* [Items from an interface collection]
====

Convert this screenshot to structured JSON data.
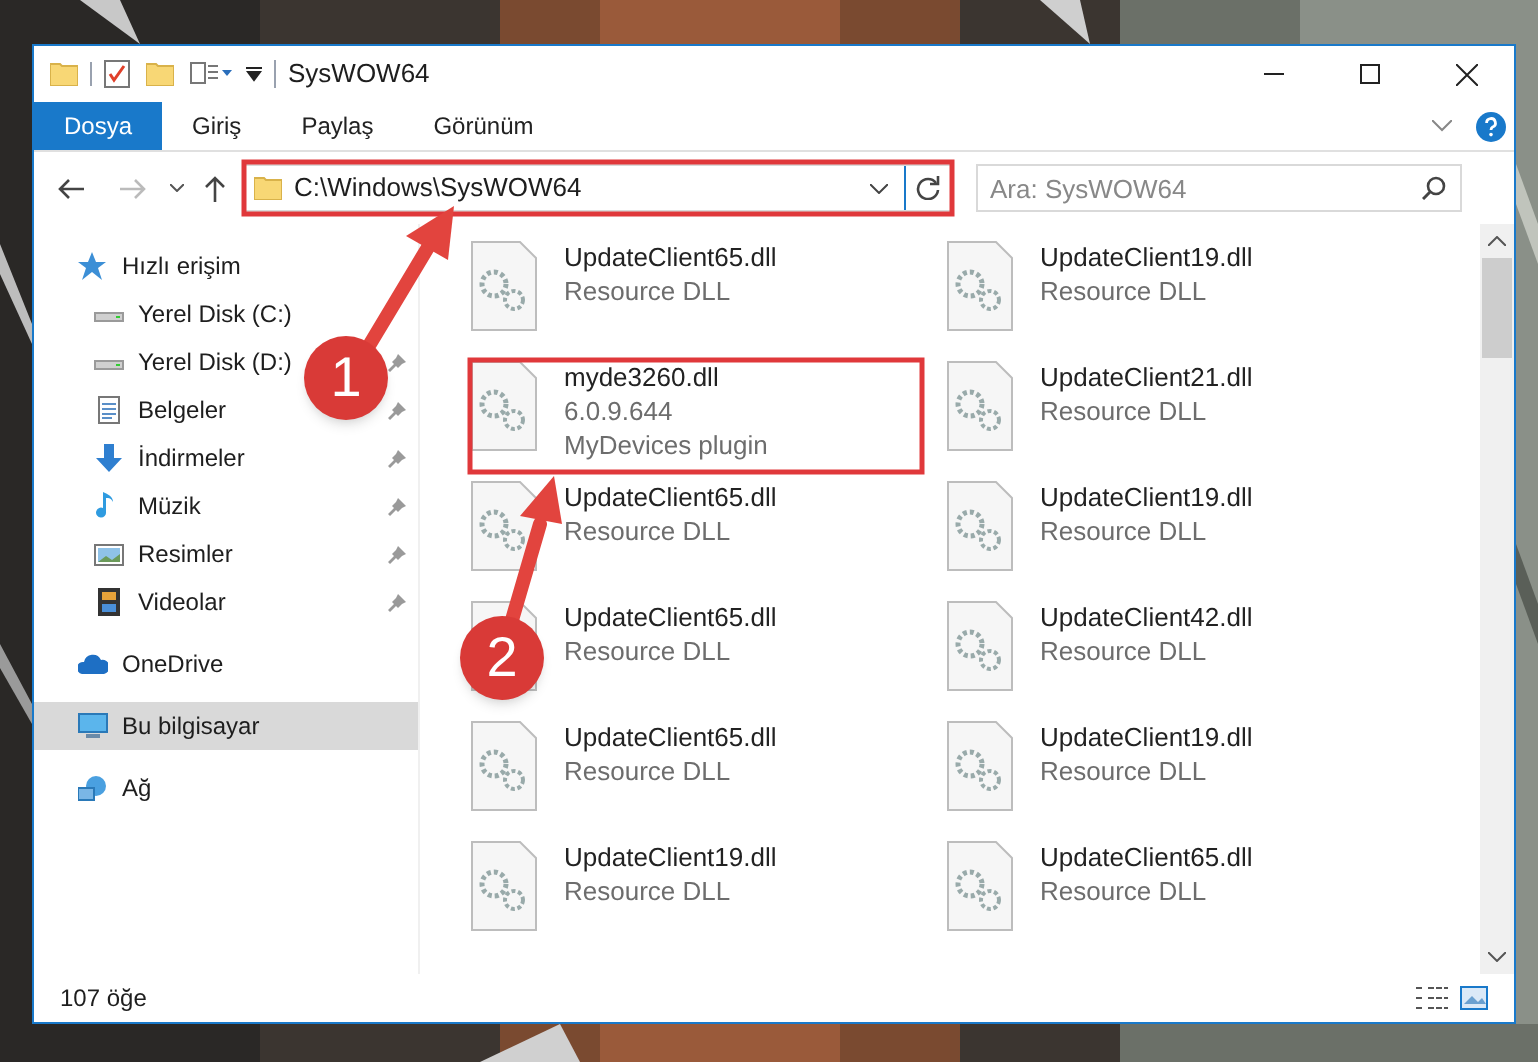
{
  "window": {
    "title": "SysWOW64"
  },
  "ribbon_tabs": [
    {
      "label": "Dosya",
      "kind": "file"
    },
    {
      "label": "Giriş",
      "kind": "tab"
    },
    {
      "label": "Paylaş",
      "kind": "tab"
    },
    {
      "label": "Görünüm",
      "kind": "tab"
    }
  ],
  "address_bar": {
    "value": "C:\\Windows\\SysWOW64"
  },
  "search": {
    "placeholder": "Ara: SysWOW64"
  },
  "navigation": [
    {
      "label": "Hızlı erişim",
      "kind": "star",
      "selected": false,
      "children": [
        {
          "label": "Yerel Disk (C:)",
          "kind": "drive",
          "pinned": false,
          "selected": false
        },
        {
          "label": "Yerel Disk (D:)",
          "kind": "drive",
          "pinned": true,
          "selected": false
        },
        {
          "label": "Belgeler",
          "kind": "document",
          "pinned": true,
          "selected": false
        },
        {
          "label": "İndirmeler",
          "kind": "download",
          "pinned": true,
          "selected": false
        },
        {
          "label": "Müzik",
          "kind": "music",
          "pinned": true,
          "selected": false
        },
        {
          "label": "Resimler",
          "kind": "pictures",
          "pinned": true,
          "selected": false
        },
        {
          "label": "Videolar",
          "kind": "video",
          "pinned": true,
          "selected": false
        }
      ]
    },
    {
      "label": "OneDrive",
      "kind": "cloud",
      "selected": false
    },
    {
      "label": "Bu bilgisayar",
      "kind": "computer",
      "selected": true
    },
    {
      "label": "Ağ",
      "kind": "network",
      "selected": false
    }
  ],
  "files": [
    {
      "name": "UpdateClient65.dll",
      "details": [
        "Resource DLL"
      ]
    },
    {
      "name": "UpdateClient19.dll",
      "details": [
        "Resource DLL"
      ]
    },
    {
      "name": "myde3260.dll",
      "details": [
        "6.0.9.644",
        "MyDevices plugin"
      ]
    },
    {
      "name": "UpdateClient21.dll",
      "details": [
        "Resource DLL"
      ]
    },
    {
      "name": "UpdateClient65.dll",
      "details": [
        "Resource DLL"
      ]
    },
    {
      "name": "UpdateClient19.dll",
      "details": [
        "Resource DLL"
      ]
    },
    {
      "name": "UpdateClient65.dll",
      "details": [
        "Resource DLL"
      ]
    },
    {
      "name": "UpdateClient42.dll",
      "details": [
        "Resource DLL"
      ]
    },
    {
      "name": "UpdateClient65.dll",
      "details": [
        "Resource DLL"
      ]
    },
    {
      "name": "UpdateClient19.dll",
      "details": [
        "Resource DLL"
      ]
    },
    {
      "name": "UpdateClient19.dll",
      "details": [
        "Resource DLL"
      ]
    },
    {
      "name": "UpdateClient65.dll",
      "details": [
        "Resource DLL"
      ]
    }
  ],
  "status_bar": {
    "item_count": "107 öğe"
  },
  "annotations": [
    {
      "label": "1"
    },
    {
      "label": "2"
    }
  ]
}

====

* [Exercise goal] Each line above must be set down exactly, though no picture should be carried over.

* [Task answer]
Convert this screenshot to structured JSON data.
{
  "window": {
    "title": "SysWOW64"
  },
  "ribbon_tabs": [
    {
      "label": "Dosya",
      "kind": "file"
    },
    {
      "label": "Giriş",
      "kind": "tab"
    },
    {
      "label": "Paylaş",
      "kind": "tab"
    },
    {
      "label": "Görünüm",
      "kind": "tab"
    }
  ],
  "address_bar": {
    "value": "C:\\Windows\\SysWOW64"
  },
  "search": {
    "placeholder": "Ara: SysWOW64"
  },
  "navigation": [
    {
      "label": "Hızlı erişim",
      "kind": "star",
      "selected": false,
      "children": [
        {
          "label": "Yerel Disk (C:)",
          "kind": "drive",
          "pinned": false,
          "selected": false
        },
        {
          "label": "Yerel Disk (D:)",
          "kind": "drive",
          "pinned": true,
          "selected": false
        },
        {
          "label": "Belgeler",
          "kind": "document",
          "pinned": true,
          "selected": false
        },
        {
          "label": "İndirmeler",
          "kind": "download",
          "pinned": true,
          "selected": false
        },
        {
          "label": "Müzik",
          "kind": "music",
          "pinned": true,
          "selected": false
        },
        {
          "label": "Resimler",
          "kind": "pictures",
          "pinned": true,
          "selected": false
        },
        {
          "label": "Videolar",
          "kind": "video",
          "pinned": true,
          "selected": false
        }
      ]
    },
    {
      "label": "OneDrive",
      "kind": "cloud",
      "selected": false
    },
    {
      "label": "Bu bilgisayar",
      "kind": "computer",
      "selected": true
    },
    {
      "label": "Ağ",
      "kind": "network",
      "selected": false
    }
  ],
  "files": [
    {
      "name": "UpdateClient65.dll",
      "details": [
        "Resource DLL"
      ]
    },
    {
      "name": "UpdateClient19.dll",
      "details": [
        "Resource DLL"
      ]
    },
    {
      "name": "myde3260.dll",
      "details": [
        "6.0.9.644",
        "MyDevices plugin"
      ]
    },
    {
      "name": "UpdateClient21.dll",
      "details": [
        "Resource DLL"
      ]
    },
    {
      "name": "UpdateClient65.dll",
      "details": [
        "Resource DLL"
      ]
    },
    {
      "name": "UpdateClient19.dll",
      "details": [
        "Resource DLL"
      ]
    },
    {
      "name": "UpdateClient65.dll",
      "details": [
        "Resource DLL"
      ]
    },
    {
      "name": "UpdateClient42.dll",
      "details": [
        "Resource DLL"
      ]
    },
    {
      "name": "UpdateClient65.dll",
      "details": [
        "Resource DLL"
      ]
    },
    {
      "name": "UpdateClient19.dll",
      "details": [
        "Resource DLL"
      ]
    },
    {
      "name": "UpdateClient19.dll",
      "details": [
        "Resource DLL"
      ]
    },
    {
      "name": "UpdateClient65.dll",
      "details": [
        "Resource DLL"
      ]
    }
  ],
  "status_bar": {
    "item_count": "107 öğe"
  },
  "annotations": [
    {
      "label": "1"
    },
    {
      "label": "2"
    }
  ]
}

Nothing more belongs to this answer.